A quick search in Pinterest revealed some lovely examples of Ikebana and I found that I had to get up early this morning to paint one.
The vase is overworked and I dropped a blob of water on the stem and had to do a bit of repair work, but I’m reasonably pleased with this.
We went for a bike ride this morning, along the Grand Canal to the 12th Lock close to Lucan. Training, really. Nice weather for it although the outward journey was predominantly uphill, against the wind. That made the homeward journey very pleasant, however: downhill, with the wind at our backs.
This is dreadful but I’m putting it here anyway because it doesn’t matter. It’s supposed to be the 8th Lock. This is the best bit of it. The stuff I cropped out was really pretty poor.
Later, I made a macrame bracelet out of hemp. I didn’t pay enough attention to the arrangement of the black and grey cords and so their distribution is uneven and a bit haphazard. Pity. But it’s wearable.
Years ago, I saw a cute idea on Tumblr and saved it. I haven’t been on Tumblr for ages but I went into it the other day to look at something embroidery-related and found the thing I’d saved. The idea is a series of boxes, like matchboxes containing little messages.
Anyway, long story short, I got hold of a matchbox today and deconstructed it, used the now flat pieces of cardboard as a template, and made a little box out of black card. Now I know I can make these easily, I have some ideas for how I can decorate them.
The matchbox I got a hold of had a few matches in it. In work I started trying to glue them together but it didn’t really work. At home I happened to look behind the fire guard in front of one of our fireplaces and found a load of spent matches. I gathered them up, cut off the burnt heads and made an abstract sculpture. Fun times.
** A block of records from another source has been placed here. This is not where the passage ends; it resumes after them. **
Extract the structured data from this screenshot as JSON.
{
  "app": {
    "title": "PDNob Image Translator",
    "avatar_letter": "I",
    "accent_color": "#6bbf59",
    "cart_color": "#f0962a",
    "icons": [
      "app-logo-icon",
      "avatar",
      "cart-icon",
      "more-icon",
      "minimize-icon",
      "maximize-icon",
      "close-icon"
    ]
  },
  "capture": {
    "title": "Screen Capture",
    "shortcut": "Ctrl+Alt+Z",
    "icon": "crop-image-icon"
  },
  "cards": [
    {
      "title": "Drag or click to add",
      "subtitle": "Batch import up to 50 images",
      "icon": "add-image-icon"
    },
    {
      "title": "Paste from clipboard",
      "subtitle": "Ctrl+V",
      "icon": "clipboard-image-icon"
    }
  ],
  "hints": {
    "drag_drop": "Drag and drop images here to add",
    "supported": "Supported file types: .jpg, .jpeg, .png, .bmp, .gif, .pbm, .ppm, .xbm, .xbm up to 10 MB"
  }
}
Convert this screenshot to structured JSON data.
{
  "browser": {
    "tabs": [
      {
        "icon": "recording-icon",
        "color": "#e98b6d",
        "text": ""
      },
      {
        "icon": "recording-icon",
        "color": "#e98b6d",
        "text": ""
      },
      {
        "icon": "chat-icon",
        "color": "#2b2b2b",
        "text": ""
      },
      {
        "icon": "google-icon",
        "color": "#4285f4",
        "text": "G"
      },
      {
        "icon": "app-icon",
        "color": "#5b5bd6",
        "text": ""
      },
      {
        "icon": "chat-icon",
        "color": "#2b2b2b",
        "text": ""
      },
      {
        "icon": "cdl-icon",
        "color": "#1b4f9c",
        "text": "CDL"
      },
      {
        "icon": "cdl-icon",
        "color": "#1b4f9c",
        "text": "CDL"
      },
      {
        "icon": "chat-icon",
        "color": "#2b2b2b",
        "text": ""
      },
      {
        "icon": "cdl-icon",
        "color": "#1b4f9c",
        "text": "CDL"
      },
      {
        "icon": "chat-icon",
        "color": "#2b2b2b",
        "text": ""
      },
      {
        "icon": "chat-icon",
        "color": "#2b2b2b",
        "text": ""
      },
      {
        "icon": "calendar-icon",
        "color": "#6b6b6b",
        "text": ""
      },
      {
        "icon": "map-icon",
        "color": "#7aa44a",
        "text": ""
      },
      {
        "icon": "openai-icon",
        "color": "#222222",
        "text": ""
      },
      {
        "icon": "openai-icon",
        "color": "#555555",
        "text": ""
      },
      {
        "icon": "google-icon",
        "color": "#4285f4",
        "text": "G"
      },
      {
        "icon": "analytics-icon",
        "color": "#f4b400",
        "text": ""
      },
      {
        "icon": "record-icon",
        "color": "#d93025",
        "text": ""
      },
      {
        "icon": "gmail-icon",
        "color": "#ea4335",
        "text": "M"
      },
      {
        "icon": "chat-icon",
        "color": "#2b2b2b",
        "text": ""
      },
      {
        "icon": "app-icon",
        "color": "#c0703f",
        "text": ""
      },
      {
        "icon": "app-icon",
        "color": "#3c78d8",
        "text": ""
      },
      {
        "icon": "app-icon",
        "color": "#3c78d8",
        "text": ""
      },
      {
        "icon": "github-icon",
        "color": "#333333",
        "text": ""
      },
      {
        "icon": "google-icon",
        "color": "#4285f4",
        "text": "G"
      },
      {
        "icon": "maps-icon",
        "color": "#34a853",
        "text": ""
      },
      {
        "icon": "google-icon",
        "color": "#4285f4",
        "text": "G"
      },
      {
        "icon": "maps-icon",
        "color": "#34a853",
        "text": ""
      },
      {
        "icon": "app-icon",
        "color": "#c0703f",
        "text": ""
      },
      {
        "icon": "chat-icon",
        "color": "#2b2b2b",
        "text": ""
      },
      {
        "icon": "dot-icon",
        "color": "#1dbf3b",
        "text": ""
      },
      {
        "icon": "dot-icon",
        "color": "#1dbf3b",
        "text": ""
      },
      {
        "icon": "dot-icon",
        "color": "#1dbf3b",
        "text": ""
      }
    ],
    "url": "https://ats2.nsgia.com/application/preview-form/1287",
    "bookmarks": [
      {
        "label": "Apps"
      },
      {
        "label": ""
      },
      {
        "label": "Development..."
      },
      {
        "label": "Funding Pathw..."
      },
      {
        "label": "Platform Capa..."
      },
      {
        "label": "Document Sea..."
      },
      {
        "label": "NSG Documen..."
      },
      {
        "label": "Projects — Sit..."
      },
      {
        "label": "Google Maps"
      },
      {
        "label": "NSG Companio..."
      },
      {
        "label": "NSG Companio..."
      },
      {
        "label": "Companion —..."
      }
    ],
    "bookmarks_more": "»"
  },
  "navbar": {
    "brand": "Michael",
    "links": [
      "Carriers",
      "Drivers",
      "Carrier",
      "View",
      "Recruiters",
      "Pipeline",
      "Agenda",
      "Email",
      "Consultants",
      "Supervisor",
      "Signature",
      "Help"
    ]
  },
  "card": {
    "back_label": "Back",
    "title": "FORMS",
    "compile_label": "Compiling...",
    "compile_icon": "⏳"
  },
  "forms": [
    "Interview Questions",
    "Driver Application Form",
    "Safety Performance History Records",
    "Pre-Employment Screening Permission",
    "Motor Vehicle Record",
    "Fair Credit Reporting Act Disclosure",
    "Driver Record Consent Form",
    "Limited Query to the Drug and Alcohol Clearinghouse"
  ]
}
I bought some thin cotton cord recently with a view to doing some small scale macrame. Some years ago, I got stuck into macrame with paracord: a kind of man-macrame. I enjoyed it for a while and made some interesting things. The nylon-based paracord came in different colours and one could create interesting patterns. Finishing paracord projects was easy too, With nylon cord, a bit of a flame sealed the ends of the cord and stopped fraying.
Finishing projects made with cotton cord is a bit more challenging. On YouTube I found a few methods involving either glue or sewing the loose ends into the knotted part.
The other thing I wasn’t sure about was how to create a tightening mechanism for, say, a macrame bracelet. YouTube, again, provided the answer. I gave it a go today. So, you make the bracelet. I made a simple square knot one. Then you do a further tight sinnet of square knots around the loose ends and put a stopper knot or a bead at the end of the loose ends so that they don’t get pulled through the sinnet. Simple, when you know how.
Today’s architectural drawing/painting is of Haddon Hall in Derbyshire, England, found on p186 of Rice’s Architectural Primer.
Apart from getting used to drawing buildings, the other benefit of this exercise is getting used to watercolours. That’s very useful.